====== Listed entries

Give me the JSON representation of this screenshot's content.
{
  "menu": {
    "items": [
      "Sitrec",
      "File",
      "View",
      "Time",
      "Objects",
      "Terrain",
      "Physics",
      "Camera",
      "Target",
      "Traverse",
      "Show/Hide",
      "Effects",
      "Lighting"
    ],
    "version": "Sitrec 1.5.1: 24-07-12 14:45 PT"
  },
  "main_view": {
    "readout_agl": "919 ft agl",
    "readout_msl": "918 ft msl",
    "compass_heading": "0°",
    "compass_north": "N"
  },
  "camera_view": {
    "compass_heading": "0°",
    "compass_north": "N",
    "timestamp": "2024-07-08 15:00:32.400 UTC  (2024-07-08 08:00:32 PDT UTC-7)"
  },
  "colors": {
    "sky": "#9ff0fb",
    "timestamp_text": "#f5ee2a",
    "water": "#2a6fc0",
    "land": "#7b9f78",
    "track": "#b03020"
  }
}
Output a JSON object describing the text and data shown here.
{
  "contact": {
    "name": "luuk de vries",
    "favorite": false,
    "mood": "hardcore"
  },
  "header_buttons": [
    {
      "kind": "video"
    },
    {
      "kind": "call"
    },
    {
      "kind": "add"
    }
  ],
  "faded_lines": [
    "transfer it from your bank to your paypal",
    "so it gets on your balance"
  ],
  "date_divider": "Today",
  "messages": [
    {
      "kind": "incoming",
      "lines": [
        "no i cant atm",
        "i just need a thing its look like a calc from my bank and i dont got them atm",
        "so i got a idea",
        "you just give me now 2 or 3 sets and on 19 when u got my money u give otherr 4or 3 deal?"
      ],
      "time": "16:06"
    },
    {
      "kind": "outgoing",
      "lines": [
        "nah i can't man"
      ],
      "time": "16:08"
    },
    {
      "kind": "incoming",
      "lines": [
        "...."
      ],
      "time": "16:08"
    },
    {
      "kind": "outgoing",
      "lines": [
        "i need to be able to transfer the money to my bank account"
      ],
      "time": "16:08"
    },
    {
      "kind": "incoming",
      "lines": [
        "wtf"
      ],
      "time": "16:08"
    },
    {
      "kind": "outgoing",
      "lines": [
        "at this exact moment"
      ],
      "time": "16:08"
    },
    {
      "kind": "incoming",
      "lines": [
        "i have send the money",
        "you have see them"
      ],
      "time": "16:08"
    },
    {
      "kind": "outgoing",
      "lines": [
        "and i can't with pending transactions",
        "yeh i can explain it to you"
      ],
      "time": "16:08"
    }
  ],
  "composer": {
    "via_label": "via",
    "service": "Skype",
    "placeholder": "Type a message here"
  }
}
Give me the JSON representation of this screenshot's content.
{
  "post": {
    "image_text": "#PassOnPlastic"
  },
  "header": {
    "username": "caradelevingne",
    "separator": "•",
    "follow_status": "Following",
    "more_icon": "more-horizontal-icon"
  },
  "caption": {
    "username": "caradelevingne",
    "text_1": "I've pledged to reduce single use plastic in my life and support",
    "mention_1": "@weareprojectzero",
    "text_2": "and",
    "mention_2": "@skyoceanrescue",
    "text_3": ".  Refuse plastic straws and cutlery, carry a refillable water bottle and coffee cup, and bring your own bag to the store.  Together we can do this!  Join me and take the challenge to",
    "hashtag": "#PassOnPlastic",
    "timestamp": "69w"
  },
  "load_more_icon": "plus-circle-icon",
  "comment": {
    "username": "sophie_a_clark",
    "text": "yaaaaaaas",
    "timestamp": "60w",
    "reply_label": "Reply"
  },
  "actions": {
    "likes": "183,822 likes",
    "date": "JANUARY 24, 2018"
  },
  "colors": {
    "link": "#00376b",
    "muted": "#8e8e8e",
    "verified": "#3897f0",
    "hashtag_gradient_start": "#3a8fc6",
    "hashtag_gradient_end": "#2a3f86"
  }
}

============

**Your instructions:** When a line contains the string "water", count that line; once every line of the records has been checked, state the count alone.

**Response:** 2